04-14-2009, 11:38 PM
My husband and I love to camp. Was wondering if anyone had any ideas for some good weight watcher friendly recipes that would work well for camping?


Mollz
04-15-2009, 05:57 AM
DH and I make ours up as we go along. They're not complex, but simple comfort foods that we have at home (minus the carbs).

Here are a few links for camp recipes:
http://camping.about.com/od/campingrecipes/u/recipes.htm#s2
http://www.camprecipes.com (I'll be using some of these next time we go for a weekend away! They look really yummy.)

Depending on whether or not you have some place to keep your food cold, bring things like butter, cheese, meat, and milk. If not, cheese will keep for 3-4 days outside the fridge, use milk powder, but leave the butter and meat at home, but bring olive oil. Don't forget the salt, pepper, garlic and onion- any dish can be dressed up with these ingredients, plus pasta, rice and potatoes.

For breakfast, something high energy: muesli (proper Bircher stuff that you need to soak overnight- it's usually low GI and is a slow-release carb) with LF/FF yoghurt; peanut butter and toast; or eggs and toast. Eggs don't need refrigerating at all. You can even make pancakes or French toast. We had eggs, bacon and toast every morning (hindsight tells me to bring my muesli and yoghurt next time; we did so much hiking I was hungry again by 11am!)

For lunch, we had things like burgers and soup and sandwiches (if you have a place to keep your meat cool). If not, bring tinned beans, soup, bread, peanut butter, jam, tinned fish (tuna, salmon) and lettuce for salads. Lunch can be pretty simple, but again, it should have sufficient energy to take you to dinner (or an afternoon trail snack).

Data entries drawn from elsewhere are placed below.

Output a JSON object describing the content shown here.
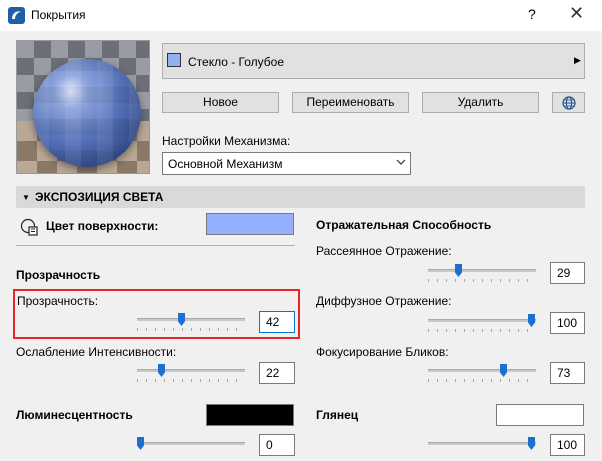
{
  "window": {
    "title": "Покрытия",
    "help": "?",
    "close": "✕"
  },
  "surface": {
    "name": "Стекло - Голубое",
    "swatch_color": "#92b0f0"
  },
  "buttons": {
    "new": "Новое",
    "rename": "Переименовать",
    "delete": "Удалить"
  },
  "engine": {
    "label": "Настройки Механизма:",
    "value": "Основной Механизм"
  },
  "section": {
    "title": "ЭКСПОЗИЦИЯ СВЕТА"
  },
  "left": {
    "surface_color_label": "Цвет поверхности:",
    "surface_color": "#92b0ff",
    "transparency_heading": "Прозрачность",
    "transparency_label": "Прозрачность:",
    "transparency_value": "42",
    "attenuation_label": "Ослабление Интенсивности:",
    "attenuation_value": "22",
    "luminance_label": "Люминесцентность",
    "luminance_color": "#000000",
    "luminance_value": "0"
  },
  "right": {
    "reflectance_heading": "Отражательная Способность",
    "diffuse_reflection_label": "Рассеянное Отражение:",
    "diffuse_reflection_value": "29",
    "diffuse_label": "Диффузное Отражение:",
    "diffuse_value": "100",
    "specular_label": "Фокусирование Бликов:",
    "specular_value": "73",
    "gloss_label": "Глянец",
    "gloss_color": "#ffffff",
    "gloss_value": "100"
  },
  "colors": {
    "accent": "#1d6fd0",
    "highlight": "#e8262a"
  }
}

Dinner needs to be another high energy meal. We brought lamb chops, veggies, steak, potatoes and salads on our last one. Cook your meat somehow. But for the potatoes, slice them up into slices- not cubes. Boil them up for a few minutes till just tender, then add a little oil to the pan, put some garlic in and fry them till crispy, then put them on a paper towel to absorb the excess oil. Add a salad, and viola! Yummy dinner.

However, if you're just relaxing and lazing about, you don't need to put much thought into your meals- meat and salad; or fish and grilled veggies. You don't need the extra carbs for energy. To make really yummy grilled veggies, toss in a little olive oil, season with garlic, wrap in foil and pop on the BBQ to steam, or kebab them and turn them every few minutes till they're soft but still have a little crunch in them.

If you hike for a few days at a time, don't discount the freeze dried meals- just add water. They're meant to be very high energy because you're hiking up and down hills for 5-6 hours a day, but don't rely solely on them- bring crackers, cheese and salami, tuna, fruit, and high energy snacks like peanuts, chocolate, and raisins. Always carry a bar of chocolate or trail mix and water if you're hiking for more than 2 hours.

The people at the camp we were staying at were making things like vegetable curry, fried rice, burgers, sausages, baked potatoes and roasted pumpkin and had ice cream for dessert, but then again, we had a communal fridge and freezer at this place. YMMV.

Hope this is helpful.